DATA LISTING: Begin

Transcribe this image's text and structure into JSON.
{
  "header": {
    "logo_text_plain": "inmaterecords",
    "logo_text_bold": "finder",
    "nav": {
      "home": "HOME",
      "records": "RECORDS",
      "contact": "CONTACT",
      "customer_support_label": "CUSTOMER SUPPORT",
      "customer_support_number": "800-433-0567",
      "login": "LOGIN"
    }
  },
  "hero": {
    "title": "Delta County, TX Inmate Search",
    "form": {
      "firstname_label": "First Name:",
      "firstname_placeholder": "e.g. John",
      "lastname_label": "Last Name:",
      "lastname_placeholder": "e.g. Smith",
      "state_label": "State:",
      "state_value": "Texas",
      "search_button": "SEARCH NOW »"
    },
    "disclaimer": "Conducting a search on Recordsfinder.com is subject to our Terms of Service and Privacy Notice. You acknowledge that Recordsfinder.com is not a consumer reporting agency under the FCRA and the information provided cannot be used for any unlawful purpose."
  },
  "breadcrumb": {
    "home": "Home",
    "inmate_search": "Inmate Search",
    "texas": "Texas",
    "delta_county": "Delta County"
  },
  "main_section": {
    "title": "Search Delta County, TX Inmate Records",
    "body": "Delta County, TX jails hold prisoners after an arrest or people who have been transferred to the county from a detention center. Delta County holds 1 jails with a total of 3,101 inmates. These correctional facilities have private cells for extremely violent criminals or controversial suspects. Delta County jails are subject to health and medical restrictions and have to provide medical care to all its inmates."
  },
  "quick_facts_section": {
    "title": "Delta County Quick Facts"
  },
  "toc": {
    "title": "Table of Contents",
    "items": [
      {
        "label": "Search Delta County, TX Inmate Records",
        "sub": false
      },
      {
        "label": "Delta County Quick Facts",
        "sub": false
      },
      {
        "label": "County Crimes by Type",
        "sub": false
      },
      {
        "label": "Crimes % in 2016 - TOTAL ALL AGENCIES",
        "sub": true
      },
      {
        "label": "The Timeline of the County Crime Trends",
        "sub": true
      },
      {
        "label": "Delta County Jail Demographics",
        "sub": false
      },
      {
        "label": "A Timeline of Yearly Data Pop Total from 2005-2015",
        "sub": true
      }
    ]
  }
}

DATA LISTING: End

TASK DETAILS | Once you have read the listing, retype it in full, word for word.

EXERCISE ANSWER |
Transcribe this image's text and structure into JSON.
{
  "header": {
    "logo_text_plain": "inmaterecords",
    "logo_text_bold": "finder",
    "nav": {
      "home": "HOME",
      "records": "RECORDS",
      "contact": "CONTACT",
      "customer_support_label": "CUSTOMER SUPPORT",
      "customer_support_number": "800-433-0567",
      "login": "LOGIN"
    }
  },
  "hero": {
    "title": "Delta County, TX Inmate Search",
    "form": {
      "firstname_label": "First Name:",
      "firstname_placeholder": "e.g. John",
      "lastname_label": "Last Name:",
      "lastname_placeholder": "e.g. Smith",
      "state_label": "State:",
      "state_value": "Texas",
      "search_button": "SEARCH NOW »"
    },
    "disclaimer": "Conducting a search on Recordsfinder.com is subject to our Terms of Service and Privacy Notice. You acknowledge that Recordsfinder.com is not a consumer reporting agency under the FCRA and the information provided cannot be used for any unlawful purpose."
  },
  "breadcrumb": {
    "home": "Home",
    "inmate_search": "Inmate Search",
    "texas": "Texas",
    "delta_county": "Delta County"
  },
  "main_section": {
    "title": "Search Delta County, TX Inmate Records",
    "body": "Delta County, TX jails hold prisoners after an arrest or people who have been transferred to the county from a detention center. Delta County holds 1 jails with a total of 3,101 inmates. These correctional facilities have private cells for extremely violent criminals or controversial suspects. Delta County jails are subject to health and medical restrictions and have to provide medical care to all its inmates."
  },
  "quick_facts_section": {
    "title": "Delta County Quick Facts"
  },
  "toc": {
    "title": "Table of Contents",
    "items": [
      {
        "label": "Search Delta County, TX Inmate Records",
        "sub": false
      },
      {
        "label": "Delta County Quick Facts",
        "sub": false
      },
      {
        "label": "County Crimes by Type",
        "sub": false
      },
      {
        "label": "Crimes % in 2016 - TOTAL ALL AGENCIES",
        "sub": true
      },
      {
        "label": "The Timeline of the County Crime Trends",
        "sub": true
      },
      {
        "label": "Delta County Jail Demographics",
        "sub": false
      },
      {
        "label": "A Timeline of Yearly Data Pop Total from 2005-2015",
        "sub": true
      }
    ]
  }
}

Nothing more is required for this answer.